(App and web page records)
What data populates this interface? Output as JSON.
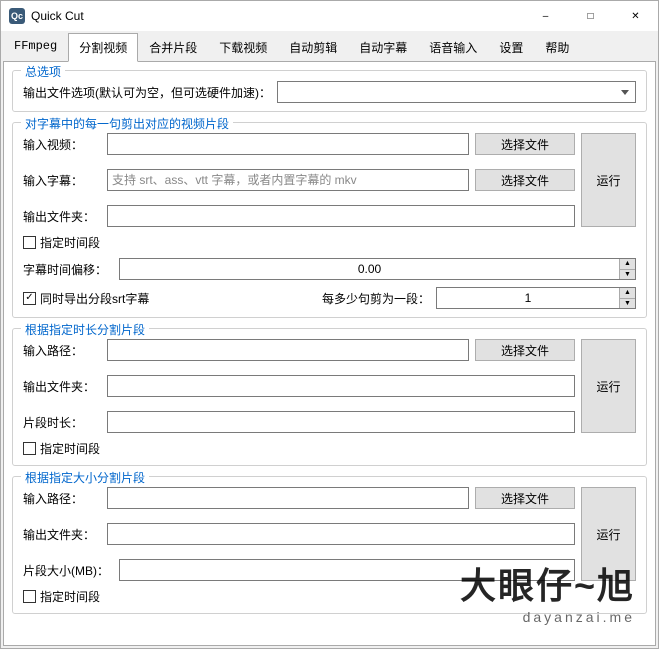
{
  "window": {
    "app_icon_text": "Qc",
    "title": "Quick Cut"
  },
  "tabs": [
    "FFmpeg",
    "分割视频",
    "合并片段",
    "下载视频",
    "自动剪辑",
    "自动字幕",
    "语音输入",
    "设置",
    "帮助"
  ],
  "active_tab_index": 1,
  "group_general": {
    "legend": "总选项",
    "output_options_label": "输出文件选项(默认可为空，但可选硬件加速)："
  },
  "group_subtitle": {
    "legend": "对字幕中的每一句剪出对应的视频片段",
    "input_video_label": "输入视频：",
    "input_subtitle_label": "输入字幕：",
    "input_subtitle_placeholder": "支持 srt、ass、vtt 字幕，或者内置字幕的 mkv",
    "output_folder_label": "输出文件夹：",
    "choose_file": "选择文件",
    "run": "运行",
    "specify_range": "指定时间段",
    "offset_label": "字幕时间偏移：",
    "offset_value": "0.00",
    "export_srt": "同时导出分段srt字幕",
    "per_lines_label": "每多少句剪为一段：",
    "per_lines_value": "1"
  },
  "group_duration": {
    "legend": "根据指定时长分割片段",
    "input_path_label": "输入路径：",
    "output_folder_label": "输出文件夹：",
    "segment_duration_label": "片段时长：",
    "choose_file": "选择文件",
    "run": "运行",
    "specify_range": "指定时间段"
  },
  "group_size": {
    "legend": "根据指定大小分割片段",
    "input_path_label": "输入路径：",
    "output_folder_label": "输出文件夹：",
    "segment_size_label": "片段大小(MB)：",
    "choose_file": "选择文件",
    "run": "运行",
    "specify_range": "指定时间段"
  },
  "watermark": {
    "main": "大眼仔~旭",
    "sub": "dayanzai.me"
  }
}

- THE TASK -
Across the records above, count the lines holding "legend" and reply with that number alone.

- YOUR SOLUTION -
4